There have been several efforts in recent years to move South Dakota to daylight saving time all year. A vote in the state House in 2020 ended up in a tie, preventing it from going forward. South Dakota is split between the Mountain and Central time zones.
In 2019, Tennessee implemented a law mandating statewide observance of daylight saving time year-round. Again, Congress must act first.
Texas has not approved making daylight saving time permanent despite repeated efforts. There were bills introduced in the Texas House and Senate in 2021 to allow voters to decide if they wanted to be on daylight time or standard time year-round. Neither reached the ballot.
Signed into law in 2020, Utah's move to permanent daylight saving time is contingent on Congressional approval and at least four other western states also making the move. These can include Arizona, California, Colorado, Idaho, Montana, Nevada, New Mexico, Oregon, Washington or Wyoming.
Vermont lawmakers' most-recent attempt to exempt the state from the daylight saving time switchover didn't make it out of a House committee in 2021.
Recent attempts to eliminate the time change have failed. A 2018 House bill was tabled in the rules committee.
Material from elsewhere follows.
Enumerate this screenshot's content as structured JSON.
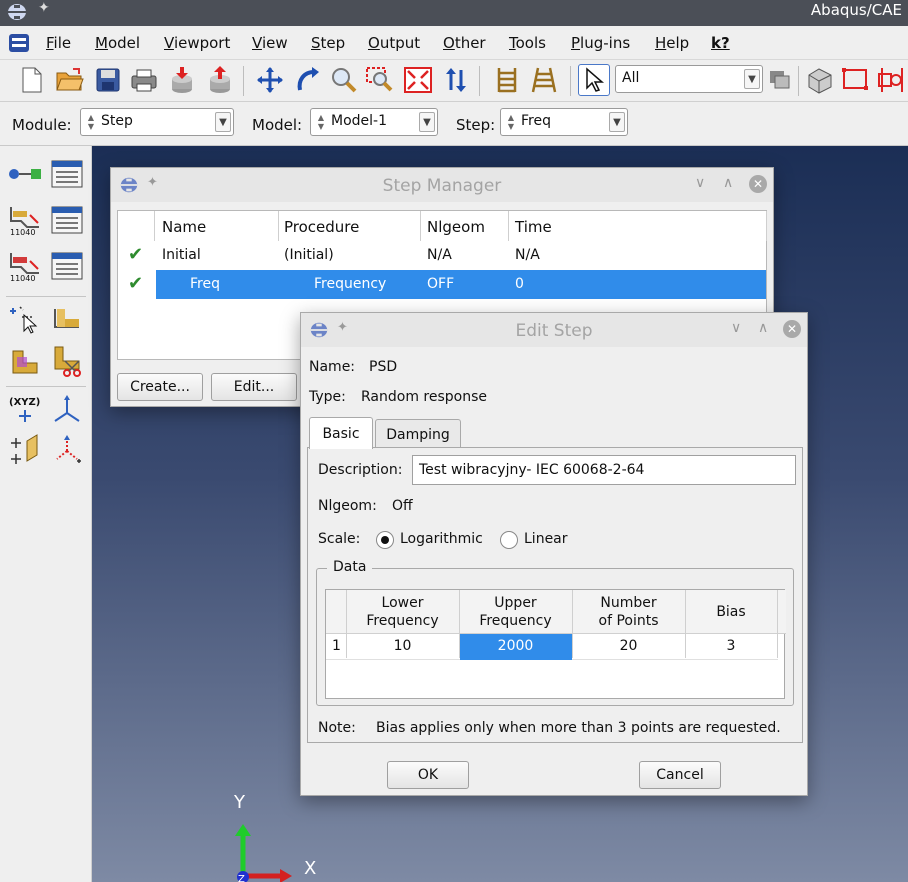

A House joint resolution in 2021 calling on the state to study the effects of daylight saving time was also left in committee.
Washington state would be on the list of places that don't observe the time change after lawmakers approved permanent daylight saving time in the spring of 2019. It is waiting on Congress.
The West Virginia Senate overwhelmingly passed a bill in 2020 to make daylight saving time permanent, but it failed to make it through the House.
A notable recent effort in Wisconsin happened in 2017. Two legislators proposed eliminating daylight saving time and going with standard time. But the Associated Press reported that after social media backlash and even calls from upset relatives, they scrapped the plan. One of the sponsors, Rep. Michael Schraa, conceded, “This would be a lot better if we just stayed on daylight saving time.”
Wyoming's legislature passed a measure in March 2020 to allow the state to observe year-round daylight saving time, if approved by Congress and if three of these western states also enact it: Colorado, Idaho, Montana, Nebraska, North Dakota, South Dakota and Utah.
The legislature introduced another bill in 2021 to adopt standard time as the year-round measure instead. It didn't pass.